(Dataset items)
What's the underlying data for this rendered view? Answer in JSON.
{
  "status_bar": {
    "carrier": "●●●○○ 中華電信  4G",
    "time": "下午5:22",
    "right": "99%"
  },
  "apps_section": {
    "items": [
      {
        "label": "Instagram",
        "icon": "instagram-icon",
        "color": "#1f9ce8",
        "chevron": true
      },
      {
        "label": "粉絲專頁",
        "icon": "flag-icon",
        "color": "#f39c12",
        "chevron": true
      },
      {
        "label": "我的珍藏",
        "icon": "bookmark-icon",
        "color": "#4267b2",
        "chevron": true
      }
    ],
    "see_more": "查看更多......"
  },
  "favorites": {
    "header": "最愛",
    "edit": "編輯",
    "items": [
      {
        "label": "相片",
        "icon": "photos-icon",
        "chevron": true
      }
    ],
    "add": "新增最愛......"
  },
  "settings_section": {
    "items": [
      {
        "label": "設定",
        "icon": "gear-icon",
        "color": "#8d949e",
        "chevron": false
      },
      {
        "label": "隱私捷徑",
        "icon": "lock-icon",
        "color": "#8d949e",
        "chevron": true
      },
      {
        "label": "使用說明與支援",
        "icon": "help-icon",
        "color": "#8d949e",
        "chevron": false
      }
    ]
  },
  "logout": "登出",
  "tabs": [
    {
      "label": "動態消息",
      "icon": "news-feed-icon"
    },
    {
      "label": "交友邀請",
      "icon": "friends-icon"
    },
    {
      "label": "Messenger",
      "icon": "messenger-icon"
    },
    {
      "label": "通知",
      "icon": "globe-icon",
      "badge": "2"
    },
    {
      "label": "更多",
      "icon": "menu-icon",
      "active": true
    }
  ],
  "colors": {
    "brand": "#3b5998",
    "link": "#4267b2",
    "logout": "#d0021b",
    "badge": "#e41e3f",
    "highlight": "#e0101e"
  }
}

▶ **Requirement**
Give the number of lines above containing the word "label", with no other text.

▶ **Problem solution**
12